*Exercise aim*
Restate exactly, please, each line of the listing from the one with "Output a JSON" to the last, including both.

*Raw data*

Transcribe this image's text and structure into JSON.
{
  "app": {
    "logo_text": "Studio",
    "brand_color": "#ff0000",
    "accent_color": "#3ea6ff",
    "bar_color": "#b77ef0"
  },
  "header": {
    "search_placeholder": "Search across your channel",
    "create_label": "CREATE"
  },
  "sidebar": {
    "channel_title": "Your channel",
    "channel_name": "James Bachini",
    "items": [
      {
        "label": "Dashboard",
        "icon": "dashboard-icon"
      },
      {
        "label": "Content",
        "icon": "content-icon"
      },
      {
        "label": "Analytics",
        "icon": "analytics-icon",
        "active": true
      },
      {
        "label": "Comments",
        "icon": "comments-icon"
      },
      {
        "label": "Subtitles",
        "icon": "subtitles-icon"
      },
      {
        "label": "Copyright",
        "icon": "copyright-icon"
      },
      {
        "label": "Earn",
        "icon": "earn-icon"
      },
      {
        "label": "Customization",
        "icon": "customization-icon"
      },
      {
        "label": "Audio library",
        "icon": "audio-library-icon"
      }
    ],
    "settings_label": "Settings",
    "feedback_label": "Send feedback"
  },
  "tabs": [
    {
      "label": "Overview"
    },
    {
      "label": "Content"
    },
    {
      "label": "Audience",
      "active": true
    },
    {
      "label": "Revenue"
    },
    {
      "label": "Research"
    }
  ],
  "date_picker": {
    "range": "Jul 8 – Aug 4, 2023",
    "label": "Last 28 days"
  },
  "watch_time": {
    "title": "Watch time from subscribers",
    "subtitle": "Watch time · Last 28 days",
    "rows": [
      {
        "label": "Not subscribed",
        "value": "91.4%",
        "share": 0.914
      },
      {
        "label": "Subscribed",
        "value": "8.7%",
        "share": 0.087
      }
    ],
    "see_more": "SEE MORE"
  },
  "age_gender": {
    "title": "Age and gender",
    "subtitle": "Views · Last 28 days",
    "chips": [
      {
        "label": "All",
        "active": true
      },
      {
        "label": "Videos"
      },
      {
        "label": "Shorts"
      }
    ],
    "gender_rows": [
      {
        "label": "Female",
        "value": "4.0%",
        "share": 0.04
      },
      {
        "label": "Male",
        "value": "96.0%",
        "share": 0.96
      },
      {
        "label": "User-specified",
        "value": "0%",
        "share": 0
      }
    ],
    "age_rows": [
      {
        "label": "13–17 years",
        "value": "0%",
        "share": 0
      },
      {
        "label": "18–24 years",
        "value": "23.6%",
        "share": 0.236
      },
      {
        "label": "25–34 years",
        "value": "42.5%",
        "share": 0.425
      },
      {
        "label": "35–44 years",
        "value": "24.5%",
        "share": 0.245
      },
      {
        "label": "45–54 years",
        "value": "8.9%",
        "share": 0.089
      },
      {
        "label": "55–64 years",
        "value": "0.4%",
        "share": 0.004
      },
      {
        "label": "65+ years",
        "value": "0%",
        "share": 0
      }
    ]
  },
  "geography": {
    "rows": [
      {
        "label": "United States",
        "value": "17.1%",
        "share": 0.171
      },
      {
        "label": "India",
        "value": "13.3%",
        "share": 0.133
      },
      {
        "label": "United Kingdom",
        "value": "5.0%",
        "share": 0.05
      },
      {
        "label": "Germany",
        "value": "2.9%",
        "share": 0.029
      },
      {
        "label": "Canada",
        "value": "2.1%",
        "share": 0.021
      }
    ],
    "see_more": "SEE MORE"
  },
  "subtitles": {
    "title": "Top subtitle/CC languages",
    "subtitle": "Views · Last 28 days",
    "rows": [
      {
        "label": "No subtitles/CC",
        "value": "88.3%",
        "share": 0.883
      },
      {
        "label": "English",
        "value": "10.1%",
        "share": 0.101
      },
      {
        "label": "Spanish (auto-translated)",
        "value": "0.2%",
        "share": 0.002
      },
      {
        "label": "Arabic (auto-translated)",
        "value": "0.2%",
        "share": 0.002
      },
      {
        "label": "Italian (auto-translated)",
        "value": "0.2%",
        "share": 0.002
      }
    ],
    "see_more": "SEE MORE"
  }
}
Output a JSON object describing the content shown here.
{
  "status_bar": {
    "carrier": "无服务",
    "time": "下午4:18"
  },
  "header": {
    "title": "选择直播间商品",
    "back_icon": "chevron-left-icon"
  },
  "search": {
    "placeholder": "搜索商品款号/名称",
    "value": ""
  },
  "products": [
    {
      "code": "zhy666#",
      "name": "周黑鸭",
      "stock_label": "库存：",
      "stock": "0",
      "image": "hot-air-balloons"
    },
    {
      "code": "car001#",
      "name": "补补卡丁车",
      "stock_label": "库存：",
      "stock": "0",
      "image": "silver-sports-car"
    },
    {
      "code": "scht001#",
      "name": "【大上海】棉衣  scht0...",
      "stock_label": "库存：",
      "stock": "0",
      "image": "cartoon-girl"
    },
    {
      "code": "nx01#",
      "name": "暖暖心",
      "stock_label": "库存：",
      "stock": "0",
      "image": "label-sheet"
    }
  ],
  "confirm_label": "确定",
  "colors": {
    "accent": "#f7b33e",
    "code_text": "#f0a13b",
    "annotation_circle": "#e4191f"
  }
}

*Problem solution*
Output a JSON object describing the content shown here.
{
  "status_bar": {
    "carrier": "无服务",
    "time": "下午4:18"
  },
  "header": {
    "title": "选择直播间商品",
    "back_icon": "chevron-left-icon"
  },
  "search": {
    "placeholder": "搜索商品款号/名称",
    "value": ""
  },
  "products": [
    {
      "code": "zhy666#",
      "name": "周黑鸭",
      "stock_label": "库存：",
      "stock": "0",
      "image": "hot-air-balloons"
    },
    {
      "code": "car001#",
      "name": "补补卡丁车",
      "stock_label": "库存：",
      "stock": "0",
      "image": "silver-sports-car"
    },
    {
      "code": "scht001#",
      "name": "【大上海】棉衣  scht0...",
      "stock_label": "库存：",
      "stock": "0",
      "image": "cartoon-girl"
    },
    {
      "code": "nx01#",
      "name": "暖暖心",
      "stock_label": "库存：",
      "stock": "0",
      "image": "label-sheet"
    }
  ],
  "confirm_label": "确定",
  "colors": {
    "accent": "#f7b33e",
    "code_text": "#f0a13b",
    "annotation_circle": "#e4191f"
  }
}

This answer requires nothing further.